Work to be completed:
Your copy of the entries must be exact, and it must not include the pictures.
Start of Exercise input
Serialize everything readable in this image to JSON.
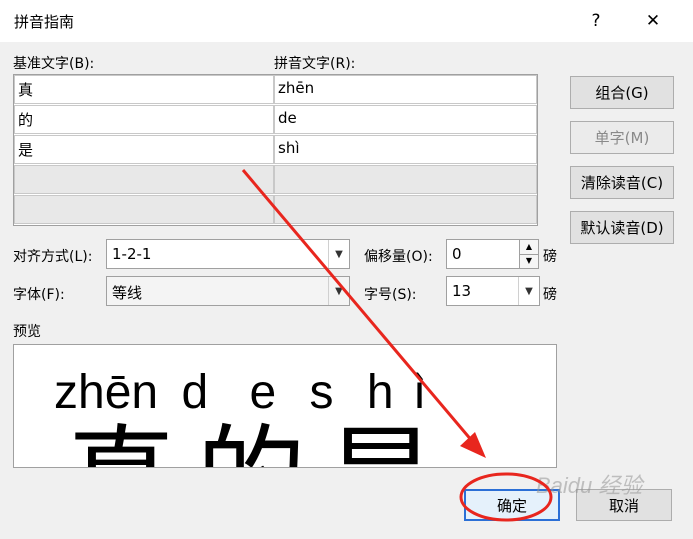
{
  "dialog": {
    "title": "拼音指南",
    "help": "?",
    "close": "✕"
  },
  "base_text": {
    "label": "基准文字(B):",
    "rows": [
      "真",
      "的",
      "是",
      "",
      ""
    ]
  },
  "pinyin_text": {
    "label": "拼音文字(R):",
    "rows": [
      "zhēn",
      "de",
      "shì",
      "",
      ""
    ]
  },
  "buttons": {
    "combine": "组合(G)",
    "single": "单字(M)",
    "clear": "清除读音(C)",
    "default": "默认读音(D)",
    "ok": "确定",
    "cancel": "取消"
  },
  "options": {
    "align_label": "对齐方式(L):",
    "align_value": "1-2-1",
    "offset_label": "偏移量(O):",
    "offset_value": "0",
    "offset_unit": "磅",
    "font_label": "字体(F):",
    "font_value": "等线",
    "size_label": "字号(S):",
    "size_value": "13",
    "size_unit": "磅"
  },
  "preview": {
    "label": "预览",
    "pinyin": [
      "zhēn",
      "d",
      "e",
      "s",
      "h",
      "ì"
    ],
    "hanzi": "真的是"
  },
  "watermark": "Baidu 经验",
  "colors": {
    "annotation_red": "#e8261e",
    "ok_border": "#2b6fd6"
  }
}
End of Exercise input
Response for this exercise:
Serialize everything readable in this image to JSON.
{
  "dialog": {
    "title": "拼音指南",
    "help": "?",
    "close": "✕"
  },
  "base_text": {
    "label": "基准文字(B):",
    "rows": [
      "真",
      "的",
      "是",
      "",
      ""
    ]
  },
  "pinyin_text": {
    "label": "拼音文字(R):",
    "rows": [
      "zhēn",
      "de",
      "shì",
      "",
      ""
    ]
  },
  "buttons": {
    "combine": "组合(G)",
    "single": "单字(M)",
    "clear": "清除读音(C)",
    "default": "默认读音(D)",
    "ok": "确定",
    "cancel": "取消"
  },
  "options": {
    "align_label": "对齐方式(L):",
    "align_value": "1-2-1",
    "offset_label": "偏移量(O):",
    "offset_value": "0",
    "offset_unit": "磅",
    "font_label": "字体(F):",
    "font_value": "等线",
    "size_label": "字号(S):",
    "size_value": "13",
    "size_unit": "磅"
  },
  "preview": {
    "label": "预览",
    "pinyin": [
      "zhēn",
      "d",
      "e",
      "s",
      "h",
      "ì"
    ],
    "hanzi": "真的是"
  },
  "watermark": "Baidu 经验",
  "colors": {
    "annotation_red": "#e8261e",
    "ok_border": "#2b6fd6"
  }
}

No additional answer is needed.